> _What you should do_: Which lines of the data contain the string "time"? Show each of them.

> _Dataset rows for apps and sites_:
-- Opening Marker --

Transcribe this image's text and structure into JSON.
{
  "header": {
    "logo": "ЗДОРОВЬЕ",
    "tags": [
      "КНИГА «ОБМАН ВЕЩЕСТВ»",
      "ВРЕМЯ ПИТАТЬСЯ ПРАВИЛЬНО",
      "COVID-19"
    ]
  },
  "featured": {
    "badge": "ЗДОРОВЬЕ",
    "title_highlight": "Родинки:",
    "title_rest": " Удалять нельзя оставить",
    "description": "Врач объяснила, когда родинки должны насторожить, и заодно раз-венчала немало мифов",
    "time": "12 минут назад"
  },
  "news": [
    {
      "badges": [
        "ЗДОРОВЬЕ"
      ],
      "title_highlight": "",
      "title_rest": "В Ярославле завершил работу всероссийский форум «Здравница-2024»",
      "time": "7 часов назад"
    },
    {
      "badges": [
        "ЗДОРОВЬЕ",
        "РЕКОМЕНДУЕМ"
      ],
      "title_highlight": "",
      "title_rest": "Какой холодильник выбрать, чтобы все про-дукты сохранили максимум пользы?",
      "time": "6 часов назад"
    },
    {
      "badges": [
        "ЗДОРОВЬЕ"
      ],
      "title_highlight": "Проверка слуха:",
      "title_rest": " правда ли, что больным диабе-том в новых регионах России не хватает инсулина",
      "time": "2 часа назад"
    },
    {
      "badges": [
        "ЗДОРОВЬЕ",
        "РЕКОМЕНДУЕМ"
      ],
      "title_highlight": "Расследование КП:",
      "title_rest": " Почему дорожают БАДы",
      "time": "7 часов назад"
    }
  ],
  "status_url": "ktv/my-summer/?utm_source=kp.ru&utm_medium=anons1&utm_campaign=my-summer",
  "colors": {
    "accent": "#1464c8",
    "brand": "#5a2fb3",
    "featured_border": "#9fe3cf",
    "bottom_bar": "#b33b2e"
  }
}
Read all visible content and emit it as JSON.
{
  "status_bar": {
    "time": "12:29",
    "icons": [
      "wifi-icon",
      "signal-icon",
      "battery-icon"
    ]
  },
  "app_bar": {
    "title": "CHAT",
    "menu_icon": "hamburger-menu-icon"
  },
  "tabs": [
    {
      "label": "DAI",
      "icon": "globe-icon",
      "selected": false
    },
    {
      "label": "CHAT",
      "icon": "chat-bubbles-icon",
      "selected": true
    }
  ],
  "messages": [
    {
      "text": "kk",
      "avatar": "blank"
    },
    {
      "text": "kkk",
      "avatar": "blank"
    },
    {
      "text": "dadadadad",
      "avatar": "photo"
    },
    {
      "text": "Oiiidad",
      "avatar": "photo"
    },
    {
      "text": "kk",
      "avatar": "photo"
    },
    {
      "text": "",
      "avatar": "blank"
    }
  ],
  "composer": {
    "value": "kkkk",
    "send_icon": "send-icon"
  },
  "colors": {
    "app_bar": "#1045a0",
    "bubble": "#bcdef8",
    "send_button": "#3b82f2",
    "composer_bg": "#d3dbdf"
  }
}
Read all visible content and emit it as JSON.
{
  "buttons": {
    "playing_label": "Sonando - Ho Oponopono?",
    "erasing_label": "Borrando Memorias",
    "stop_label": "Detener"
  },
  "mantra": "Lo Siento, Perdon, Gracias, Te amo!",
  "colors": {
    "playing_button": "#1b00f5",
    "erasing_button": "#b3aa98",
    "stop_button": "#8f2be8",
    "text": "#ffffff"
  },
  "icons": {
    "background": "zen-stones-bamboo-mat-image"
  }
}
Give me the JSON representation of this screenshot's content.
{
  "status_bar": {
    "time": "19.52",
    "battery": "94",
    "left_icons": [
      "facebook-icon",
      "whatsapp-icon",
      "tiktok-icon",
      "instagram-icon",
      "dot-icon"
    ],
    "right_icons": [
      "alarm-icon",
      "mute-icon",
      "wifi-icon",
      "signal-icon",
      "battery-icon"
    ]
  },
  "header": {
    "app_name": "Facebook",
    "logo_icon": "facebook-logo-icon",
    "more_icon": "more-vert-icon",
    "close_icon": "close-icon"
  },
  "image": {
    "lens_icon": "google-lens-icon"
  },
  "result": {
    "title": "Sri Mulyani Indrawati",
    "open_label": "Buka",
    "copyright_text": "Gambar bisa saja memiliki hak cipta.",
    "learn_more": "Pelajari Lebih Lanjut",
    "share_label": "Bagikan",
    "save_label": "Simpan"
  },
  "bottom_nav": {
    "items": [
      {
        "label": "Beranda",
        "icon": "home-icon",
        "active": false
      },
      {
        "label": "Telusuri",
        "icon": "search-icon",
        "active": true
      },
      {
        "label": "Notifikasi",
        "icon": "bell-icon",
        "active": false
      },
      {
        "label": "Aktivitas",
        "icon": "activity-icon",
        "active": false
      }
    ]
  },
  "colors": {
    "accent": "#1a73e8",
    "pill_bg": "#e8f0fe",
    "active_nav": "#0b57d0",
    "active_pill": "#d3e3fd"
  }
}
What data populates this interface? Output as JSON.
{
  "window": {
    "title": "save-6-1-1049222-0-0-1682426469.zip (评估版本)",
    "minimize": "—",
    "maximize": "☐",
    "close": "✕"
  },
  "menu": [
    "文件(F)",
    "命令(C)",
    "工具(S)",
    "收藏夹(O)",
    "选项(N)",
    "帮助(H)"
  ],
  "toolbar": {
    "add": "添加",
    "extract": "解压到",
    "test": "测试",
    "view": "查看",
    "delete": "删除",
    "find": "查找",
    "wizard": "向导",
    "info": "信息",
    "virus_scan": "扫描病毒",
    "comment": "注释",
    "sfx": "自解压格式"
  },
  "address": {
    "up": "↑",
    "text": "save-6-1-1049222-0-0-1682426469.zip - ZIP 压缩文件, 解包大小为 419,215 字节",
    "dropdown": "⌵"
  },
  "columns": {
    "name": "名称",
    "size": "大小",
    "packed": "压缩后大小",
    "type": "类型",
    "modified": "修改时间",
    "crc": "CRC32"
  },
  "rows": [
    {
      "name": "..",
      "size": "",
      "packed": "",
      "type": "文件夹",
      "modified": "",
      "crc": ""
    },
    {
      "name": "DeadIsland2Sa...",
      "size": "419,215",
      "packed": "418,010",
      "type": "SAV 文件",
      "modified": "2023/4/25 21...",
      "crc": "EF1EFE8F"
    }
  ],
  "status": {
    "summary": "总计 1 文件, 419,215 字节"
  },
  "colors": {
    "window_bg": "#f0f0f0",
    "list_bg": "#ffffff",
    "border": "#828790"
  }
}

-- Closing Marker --

> _Answer to the problem_:
    "time": "12 минут назад"
      "time": "7 часов назад"
      "time": "6 часов назад"
      "time": "2 часа назад"
      "time": "7 часов назад"
    "time": "12:29",
    "time": "19.52",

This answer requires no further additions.